(Web page and app entries)
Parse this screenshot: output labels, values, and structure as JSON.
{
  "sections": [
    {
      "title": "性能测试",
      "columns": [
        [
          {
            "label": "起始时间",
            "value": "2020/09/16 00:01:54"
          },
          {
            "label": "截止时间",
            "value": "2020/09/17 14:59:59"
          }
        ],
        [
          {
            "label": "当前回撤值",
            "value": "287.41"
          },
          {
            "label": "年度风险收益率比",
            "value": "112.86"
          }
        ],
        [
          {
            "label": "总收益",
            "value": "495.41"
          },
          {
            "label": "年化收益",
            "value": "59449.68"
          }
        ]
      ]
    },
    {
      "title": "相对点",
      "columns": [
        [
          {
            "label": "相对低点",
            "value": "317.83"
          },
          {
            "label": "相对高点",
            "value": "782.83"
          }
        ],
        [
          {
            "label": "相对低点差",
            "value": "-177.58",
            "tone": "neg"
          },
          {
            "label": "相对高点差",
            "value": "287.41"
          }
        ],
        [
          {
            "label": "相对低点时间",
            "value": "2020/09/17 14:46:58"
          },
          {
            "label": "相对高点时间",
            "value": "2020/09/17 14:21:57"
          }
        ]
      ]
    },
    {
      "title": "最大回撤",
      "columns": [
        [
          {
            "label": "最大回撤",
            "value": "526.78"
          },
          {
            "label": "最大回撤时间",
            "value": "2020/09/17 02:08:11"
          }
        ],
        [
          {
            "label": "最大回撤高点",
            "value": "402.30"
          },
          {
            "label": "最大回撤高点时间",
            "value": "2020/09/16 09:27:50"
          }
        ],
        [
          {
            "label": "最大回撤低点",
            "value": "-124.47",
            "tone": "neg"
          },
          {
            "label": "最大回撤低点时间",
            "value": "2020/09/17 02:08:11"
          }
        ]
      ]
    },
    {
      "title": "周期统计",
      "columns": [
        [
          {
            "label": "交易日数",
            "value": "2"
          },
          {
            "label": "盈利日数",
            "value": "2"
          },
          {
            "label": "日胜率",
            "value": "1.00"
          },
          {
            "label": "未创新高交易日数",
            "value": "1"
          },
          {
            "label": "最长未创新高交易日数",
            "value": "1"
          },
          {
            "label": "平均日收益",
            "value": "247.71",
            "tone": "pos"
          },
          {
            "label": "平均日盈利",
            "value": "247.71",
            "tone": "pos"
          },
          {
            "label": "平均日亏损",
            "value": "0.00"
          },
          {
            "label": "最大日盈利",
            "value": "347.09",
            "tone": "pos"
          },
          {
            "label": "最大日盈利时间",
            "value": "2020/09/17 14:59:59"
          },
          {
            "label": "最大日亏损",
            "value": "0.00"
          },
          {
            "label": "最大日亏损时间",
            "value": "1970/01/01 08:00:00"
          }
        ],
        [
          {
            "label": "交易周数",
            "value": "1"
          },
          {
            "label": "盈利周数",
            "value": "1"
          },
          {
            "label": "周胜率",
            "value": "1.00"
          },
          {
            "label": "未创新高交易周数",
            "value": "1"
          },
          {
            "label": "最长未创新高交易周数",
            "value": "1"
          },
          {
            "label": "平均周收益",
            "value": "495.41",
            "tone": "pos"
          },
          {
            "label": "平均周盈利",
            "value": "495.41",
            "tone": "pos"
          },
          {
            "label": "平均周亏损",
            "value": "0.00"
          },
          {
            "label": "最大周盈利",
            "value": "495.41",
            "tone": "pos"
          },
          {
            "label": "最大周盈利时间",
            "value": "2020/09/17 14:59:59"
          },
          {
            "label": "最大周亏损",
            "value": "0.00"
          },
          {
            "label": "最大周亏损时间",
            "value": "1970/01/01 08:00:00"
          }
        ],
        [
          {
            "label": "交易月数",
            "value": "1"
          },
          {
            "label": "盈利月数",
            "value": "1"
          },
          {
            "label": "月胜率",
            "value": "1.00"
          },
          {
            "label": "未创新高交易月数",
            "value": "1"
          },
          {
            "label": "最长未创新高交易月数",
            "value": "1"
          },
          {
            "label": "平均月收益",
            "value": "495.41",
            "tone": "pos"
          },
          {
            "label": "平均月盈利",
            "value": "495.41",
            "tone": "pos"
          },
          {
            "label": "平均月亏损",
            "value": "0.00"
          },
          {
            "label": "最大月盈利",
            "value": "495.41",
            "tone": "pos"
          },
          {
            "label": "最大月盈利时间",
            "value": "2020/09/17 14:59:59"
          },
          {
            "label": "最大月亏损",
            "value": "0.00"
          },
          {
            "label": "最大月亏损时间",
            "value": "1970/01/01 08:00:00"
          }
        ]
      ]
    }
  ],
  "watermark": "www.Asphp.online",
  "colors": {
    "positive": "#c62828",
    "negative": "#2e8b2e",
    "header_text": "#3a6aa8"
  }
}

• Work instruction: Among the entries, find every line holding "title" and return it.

• Output below:
      "title": "性能测试",
      "title": "相对点",
      "title": "最大回撤",
      "title": "周期统计",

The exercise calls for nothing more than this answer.